== WORK INSTRUCTIONS ==
In the listing below, find each line with the string "icon" and report it.

== INFORMATION ==

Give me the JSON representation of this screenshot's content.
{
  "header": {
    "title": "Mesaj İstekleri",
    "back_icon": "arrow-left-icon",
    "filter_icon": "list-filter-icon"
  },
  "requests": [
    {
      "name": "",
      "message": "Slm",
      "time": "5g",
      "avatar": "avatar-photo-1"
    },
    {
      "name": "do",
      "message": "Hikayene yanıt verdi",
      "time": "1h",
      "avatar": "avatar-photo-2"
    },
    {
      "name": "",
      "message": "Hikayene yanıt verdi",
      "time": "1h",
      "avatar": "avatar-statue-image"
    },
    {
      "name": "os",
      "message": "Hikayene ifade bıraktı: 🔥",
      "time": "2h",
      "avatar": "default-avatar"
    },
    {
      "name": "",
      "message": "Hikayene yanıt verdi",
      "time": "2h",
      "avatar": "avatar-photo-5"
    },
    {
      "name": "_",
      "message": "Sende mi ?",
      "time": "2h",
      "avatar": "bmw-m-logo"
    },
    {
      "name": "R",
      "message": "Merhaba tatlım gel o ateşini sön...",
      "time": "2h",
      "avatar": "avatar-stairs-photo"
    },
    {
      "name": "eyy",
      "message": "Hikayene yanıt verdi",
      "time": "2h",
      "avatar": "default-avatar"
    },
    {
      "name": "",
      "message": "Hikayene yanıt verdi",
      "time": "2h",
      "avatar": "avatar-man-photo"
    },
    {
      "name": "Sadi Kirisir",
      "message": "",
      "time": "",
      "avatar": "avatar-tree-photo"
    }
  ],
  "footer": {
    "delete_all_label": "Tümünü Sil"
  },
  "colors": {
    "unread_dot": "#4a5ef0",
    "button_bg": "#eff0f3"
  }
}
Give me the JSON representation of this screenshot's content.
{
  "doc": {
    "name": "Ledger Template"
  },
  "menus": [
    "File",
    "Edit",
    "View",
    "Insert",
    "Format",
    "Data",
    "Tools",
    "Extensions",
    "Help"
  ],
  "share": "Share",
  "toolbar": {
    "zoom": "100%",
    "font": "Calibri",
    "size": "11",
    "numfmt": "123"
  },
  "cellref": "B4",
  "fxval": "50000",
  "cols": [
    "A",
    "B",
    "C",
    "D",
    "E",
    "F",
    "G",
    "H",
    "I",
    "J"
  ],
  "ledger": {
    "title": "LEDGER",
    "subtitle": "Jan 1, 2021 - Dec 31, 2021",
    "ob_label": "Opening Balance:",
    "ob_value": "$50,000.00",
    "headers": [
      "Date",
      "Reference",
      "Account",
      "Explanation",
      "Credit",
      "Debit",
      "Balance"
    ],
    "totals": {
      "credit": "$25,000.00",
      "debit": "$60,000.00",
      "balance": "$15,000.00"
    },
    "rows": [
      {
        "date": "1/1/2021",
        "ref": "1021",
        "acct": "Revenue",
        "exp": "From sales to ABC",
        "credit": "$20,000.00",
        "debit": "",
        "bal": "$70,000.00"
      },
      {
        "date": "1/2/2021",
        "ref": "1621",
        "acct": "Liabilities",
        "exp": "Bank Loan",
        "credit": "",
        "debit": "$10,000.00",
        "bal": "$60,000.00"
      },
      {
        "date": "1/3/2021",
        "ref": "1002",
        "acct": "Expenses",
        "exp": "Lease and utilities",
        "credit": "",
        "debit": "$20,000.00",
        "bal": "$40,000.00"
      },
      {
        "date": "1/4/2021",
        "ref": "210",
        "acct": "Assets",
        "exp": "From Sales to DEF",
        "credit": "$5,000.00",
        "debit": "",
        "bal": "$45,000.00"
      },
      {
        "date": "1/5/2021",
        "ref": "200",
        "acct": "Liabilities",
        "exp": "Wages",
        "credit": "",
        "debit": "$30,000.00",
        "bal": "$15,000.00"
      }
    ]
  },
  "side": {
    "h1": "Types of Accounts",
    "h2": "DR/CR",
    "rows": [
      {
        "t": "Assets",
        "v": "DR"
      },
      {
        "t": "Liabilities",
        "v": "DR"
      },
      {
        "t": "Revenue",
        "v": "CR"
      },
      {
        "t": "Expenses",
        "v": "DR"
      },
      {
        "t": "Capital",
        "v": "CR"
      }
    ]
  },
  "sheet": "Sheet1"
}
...
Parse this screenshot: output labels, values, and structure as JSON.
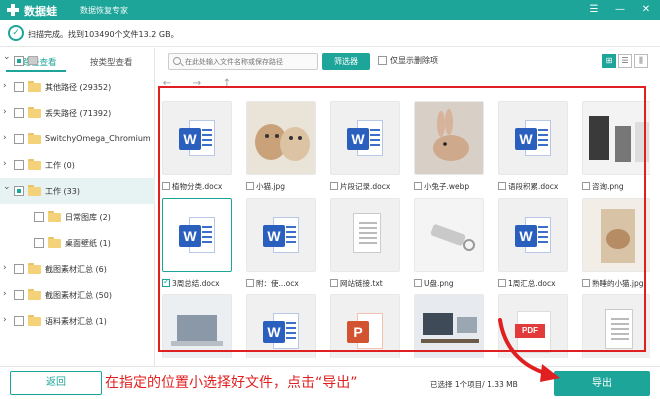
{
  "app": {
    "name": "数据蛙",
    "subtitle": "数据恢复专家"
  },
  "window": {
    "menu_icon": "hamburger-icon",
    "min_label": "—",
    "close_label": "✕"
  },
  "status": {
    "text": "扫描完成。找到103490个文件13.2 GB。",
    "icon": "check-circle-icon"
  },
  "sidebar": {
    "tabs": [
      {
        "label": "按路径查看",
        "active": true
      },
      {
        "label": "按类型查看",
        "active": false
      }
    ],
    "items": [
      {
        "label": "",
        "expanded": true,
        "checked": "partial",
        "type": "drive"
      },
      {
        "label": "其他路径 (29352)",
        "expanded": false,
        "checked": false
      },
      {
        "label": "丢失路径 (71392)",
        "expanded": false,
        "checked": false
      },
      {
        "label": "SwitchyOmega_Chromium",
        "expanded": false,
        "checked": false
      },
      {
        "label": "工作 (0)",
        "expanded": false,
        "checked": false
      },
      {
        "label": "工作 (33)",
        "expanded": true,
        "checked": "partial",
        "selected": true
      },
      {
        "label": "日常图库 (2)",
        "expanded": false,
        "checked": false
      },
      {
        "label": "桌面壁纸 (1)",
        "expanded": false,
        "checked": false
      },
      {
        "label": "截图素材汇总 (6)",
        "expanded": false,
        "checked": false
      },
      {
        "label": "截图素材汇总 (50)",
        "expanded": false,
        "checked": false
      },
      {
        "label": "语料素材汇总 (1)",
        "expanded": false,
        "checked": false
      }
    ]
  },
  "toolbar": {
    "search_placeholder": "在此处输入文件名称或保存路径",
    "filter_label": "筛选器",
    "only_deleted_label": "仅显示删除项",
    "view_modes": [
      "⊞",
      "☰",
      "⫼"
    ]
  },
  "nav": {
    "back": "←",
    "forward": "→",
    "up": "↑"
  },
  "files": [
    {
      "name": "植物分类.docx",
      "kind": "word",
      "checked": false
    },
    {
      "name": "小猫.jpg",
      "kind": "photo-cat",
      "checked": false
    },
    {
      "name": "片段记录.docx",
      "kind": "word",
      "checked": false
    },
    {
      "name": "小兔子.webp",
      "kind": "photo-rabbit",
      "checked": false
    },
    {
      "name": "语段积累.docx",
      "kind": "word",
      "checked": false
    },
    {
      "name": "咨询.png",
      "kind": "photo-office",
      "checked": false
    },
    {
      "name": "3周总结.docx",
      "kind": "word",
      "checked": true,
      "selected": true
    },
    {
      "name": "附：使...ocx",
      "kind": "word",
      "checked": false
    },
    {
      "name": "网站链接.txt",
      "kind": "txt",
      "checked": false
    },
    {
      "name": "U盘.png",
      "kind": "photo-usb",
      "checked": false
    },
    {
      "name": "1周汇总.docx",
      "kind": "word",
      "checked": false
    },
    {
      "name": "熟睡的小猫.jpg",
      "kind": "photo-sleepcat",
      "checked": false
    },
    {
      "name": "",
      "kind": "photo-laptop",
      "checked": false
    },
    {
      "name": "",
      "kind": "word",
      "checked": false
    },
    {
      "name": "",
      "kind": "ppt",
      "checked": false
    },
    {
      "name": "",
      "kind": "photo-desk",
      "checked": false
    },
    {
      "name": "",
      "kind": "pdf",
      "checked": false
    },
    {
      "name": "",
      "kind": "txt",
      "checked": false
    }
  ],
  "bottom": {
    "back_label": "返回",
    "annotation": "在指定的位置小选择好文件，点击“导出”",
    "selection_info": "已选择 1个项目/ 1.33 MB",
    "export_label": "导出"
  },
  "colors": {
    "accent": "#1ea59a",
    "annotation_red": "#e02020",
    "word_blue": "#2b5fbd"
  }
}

== SOLUTION BELOW ==
    "back_icon": "arrow-left-icon",
    "filter_icon": "list-filter-icon"
    "menu_icon": "hamburger-icon",
    "icon": "check-circle-icon"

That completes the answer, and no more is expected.